In a recent decision from the 11th Circuit Court of Appeals, Alberts v. Royal Caribbean Cruises, 2016 U.S. App. LEXIS 15502 (5th Cir. 2016), reflecting the pro-arbitration philosophy of the courts, seamen have been given yet another big setback in the pursuit of their right to a jury trial granted to them by the United States statute, the Jones act, 46 U.S.C. § 30104.
The case of Alberts v. Royal Caribbean Cruises involved a crew member working for Royal Caribbean Cruise lines, a Miami-based cruise ship company, who was a United States citizen and resident. There are not many United States citizens working aboard these foreign-flagged cruise ship companies. The crew member brought a case against the cruise line company pursuant to the Jones Act, which allows an employee to sue his or her employer for negligence.
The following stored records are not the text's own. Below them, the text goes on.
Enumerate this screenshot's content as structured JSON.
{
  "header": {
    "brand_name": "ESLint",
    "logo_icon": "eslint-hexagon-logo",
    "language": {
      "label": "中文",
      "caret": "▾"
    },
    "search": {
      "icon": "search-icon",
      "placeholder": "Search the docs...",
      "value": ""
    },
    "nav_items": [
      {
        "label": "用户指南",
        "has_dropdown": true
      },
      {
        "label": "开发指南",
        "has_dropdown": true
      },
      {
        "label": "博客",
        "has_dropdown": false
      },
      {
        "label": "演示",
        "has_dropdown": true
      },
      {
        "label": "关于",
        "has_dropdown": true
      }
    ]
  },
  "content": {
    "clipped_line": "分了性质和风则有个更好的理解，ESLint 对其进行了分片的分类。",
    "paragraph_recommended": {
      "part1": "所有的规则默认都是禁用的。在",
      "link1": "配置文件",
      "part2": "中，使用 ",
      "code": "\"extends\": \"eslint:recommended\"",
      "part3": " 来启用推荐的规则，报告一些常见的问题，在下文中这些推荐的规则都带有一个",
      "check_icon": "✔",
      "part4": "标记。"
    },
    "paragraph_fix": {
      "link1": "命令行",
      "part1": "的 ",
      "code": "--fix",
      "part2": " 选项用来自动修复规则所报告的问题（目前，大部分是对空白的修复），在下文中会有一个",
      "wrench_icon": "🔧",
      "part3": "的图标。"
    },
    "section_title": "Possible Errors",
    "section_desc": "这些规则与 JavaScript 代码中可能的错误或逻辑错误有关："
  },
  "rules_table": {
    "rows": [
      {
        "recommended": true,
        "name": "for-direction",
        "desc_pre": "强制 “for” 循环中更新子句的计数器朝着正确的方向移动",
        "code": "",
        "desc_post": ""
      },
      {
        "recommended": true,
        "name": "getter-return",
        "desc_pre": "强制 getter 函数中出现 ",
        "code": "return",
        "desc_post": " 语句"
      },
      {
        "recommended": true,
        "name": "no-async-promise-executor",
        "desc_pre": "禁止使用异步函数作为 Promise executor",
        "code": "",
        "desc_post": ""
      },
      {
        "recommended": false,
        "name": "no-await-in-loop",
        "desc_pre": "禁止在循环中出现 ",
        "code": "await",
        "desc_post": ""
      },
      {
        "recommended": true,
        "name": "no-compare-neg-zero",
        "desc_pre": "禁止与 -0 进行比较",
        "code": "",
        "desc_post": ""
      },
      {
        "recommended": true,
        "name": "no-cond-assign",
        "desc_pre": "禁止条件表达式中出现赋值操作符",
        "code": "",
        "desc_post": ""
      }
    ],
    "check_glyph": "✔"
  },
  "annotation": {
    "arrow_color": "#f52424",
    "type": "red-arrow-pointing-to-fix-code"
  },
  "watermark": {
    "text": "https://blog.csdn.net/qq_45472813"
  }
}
The Jones Act is a special grant of a party by Congress, enacted in 1920 to help protect workers on ships due to the unique nature of their employment.